|From: Jan Erik =?iso-8859-1?Q?Mostr=F6m?= <[log in to unmask]>
|Subject: Re: Side remarks about TeX input sequence
|To: Multiple recipients of list LATEX-L <[log in to unmask]>
|Reply-to: Mailing list for the LaTeX3 project <[log in to unmask]>

|On 2001-02-15 at 13:37, Hans Aberg <[log in to unmask]> wrote:

|> The idea of open a file as text file does not work well say on a Mac, if
|> you happen to have a mixture say UNIX, MSOS & MacOS files.

|What do you mean?

|            jem

|Jan Erik Moström                             mailto:[log in to unmask]
|Free Elektron            

        UNIX text files have '\n' as line terminators.

        MSDOS text files have "\r\n" as line terminators and
        '\032' as a file terminator.

        MacOS text files have '\r' as line terminators.

        The java language specification defines all three character
        sequences as line terminators and '\032' (also known as Control-Z)
        if it is the last character of the file as a file terminator
        (in MSDOS, Control-Z does mark the logical end of a text file).

        TeX and LaTeX could take a similar approach:

                If the underlaying operating system file is
                record structured and therefore is not a
                character stream file, then suffix each record
                with one of the above line terminator sequences.

                Then, in TeX's mouth, any of the line terminator
                sequences could be recognized as being a line
                terminator and, if Java's example is followed,
                then '\032' or end-of-file would mark the logical
                end of the input file.

        With such processing, it would not matter that one had
        transfered a text file between systems with incompatible text
        file structures as binary files (e.g., the scientists at
        CDF do that frequently then ask me to repair the problem).

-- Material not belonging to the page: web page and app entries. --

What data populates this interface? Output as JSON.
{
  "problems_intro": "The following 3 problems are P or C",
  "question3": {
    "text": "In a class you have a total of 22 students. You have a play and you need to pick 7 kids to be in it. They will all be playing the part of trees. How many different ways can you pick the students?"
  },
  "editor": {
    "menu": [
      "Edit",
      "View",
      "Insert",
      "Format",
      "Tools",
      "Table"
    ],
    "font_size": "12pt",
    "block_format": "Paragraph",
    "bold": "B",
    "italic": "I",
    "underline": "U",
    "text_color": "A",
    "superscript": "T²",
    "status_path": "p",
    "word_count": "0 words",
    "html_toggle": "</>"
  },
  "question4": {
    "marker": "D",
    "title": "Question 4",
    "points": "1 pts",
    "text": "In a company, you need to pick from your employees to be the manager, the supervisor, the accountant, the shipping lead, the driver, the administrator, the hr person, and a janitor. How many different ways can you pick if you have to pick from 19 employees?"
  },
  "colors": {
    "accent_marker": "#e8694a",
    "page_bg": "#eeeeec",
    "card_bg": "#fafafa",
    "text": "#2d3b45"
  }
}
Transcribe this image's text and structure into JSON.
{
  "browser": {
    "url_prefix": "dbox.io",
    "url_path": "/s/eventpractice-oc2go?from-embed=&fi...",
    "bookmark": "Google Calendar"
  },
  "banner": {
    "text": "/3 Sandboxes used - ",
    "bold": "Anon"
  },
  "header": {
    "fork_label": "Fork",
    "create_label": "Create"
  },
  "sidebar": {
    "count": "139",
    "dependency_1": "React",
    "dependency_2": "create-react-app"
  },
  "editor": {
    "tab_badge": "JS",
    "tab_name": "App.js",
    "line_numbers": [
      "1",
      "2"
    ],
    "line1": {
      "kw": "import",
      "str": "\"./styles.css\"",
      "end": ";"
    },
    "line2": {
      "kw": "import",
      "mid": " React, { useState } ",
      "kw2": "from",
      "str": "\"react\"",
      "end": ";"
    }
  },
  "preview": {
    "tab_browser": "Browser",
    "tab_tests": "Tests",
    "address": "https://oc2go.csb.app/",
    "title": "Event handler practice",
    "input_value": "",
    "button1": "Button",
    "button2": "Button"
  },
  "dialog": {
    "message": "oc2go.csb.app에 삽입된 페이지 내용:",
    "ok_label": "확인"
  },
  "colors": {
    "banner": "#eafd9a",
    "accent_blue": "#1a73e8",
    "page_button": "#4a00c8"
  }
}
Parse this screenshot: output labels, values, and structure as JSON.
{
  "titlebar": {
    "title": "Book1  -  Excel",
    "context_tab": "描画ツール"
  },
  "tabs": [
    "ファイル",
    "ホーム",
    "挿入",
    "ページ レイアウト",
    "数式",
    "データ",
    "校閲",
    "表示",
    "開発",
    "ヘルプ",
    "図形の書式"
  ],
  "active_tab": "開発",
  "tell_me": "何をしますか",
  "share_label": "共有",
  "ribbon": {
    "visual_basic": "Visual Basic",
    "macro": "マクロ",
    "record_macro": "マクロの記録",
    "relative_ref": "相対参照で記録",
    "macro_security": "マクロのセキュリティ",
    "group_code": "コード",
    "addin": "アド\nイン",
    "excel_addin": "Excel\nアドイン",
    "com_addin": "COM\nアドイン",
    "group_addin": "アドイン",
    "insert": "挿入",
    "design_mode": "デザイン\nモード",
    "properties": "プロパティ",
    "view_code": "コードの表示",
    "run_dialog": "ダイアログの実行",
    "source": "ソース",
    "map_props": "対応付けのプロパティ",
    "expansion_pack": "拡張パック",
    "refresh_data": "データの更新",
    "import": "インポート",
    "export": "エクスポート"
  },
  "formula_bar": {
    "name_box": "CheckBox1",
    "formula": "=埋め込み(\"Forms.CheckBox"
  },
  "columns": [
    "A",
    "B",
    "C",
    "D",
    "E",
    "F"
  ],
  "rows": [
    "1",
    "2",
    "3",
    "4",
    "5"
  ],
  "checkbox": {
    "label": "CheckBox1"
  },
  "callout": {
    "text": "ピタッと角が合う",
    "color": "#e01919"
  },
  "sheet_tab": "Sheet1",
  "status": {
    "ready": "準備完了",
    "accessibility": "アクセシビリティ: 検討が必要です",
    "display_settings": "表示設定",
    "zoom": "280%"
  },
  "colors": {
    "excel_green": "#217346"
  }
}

Randolph J. Herber, [log in to unmask], +1 630 840 2966, CD/CDFTF PK-149F,
Mail Stop 318, Fermilab, Kirk & Pine Rds., PO Box 500, Batavia, IL 60510-0500,
USA.  (Speaking for myself and not for US, US DOE, FNAL nor URA.)  (Product,
trade, or service marks herein belong to their respective owners.)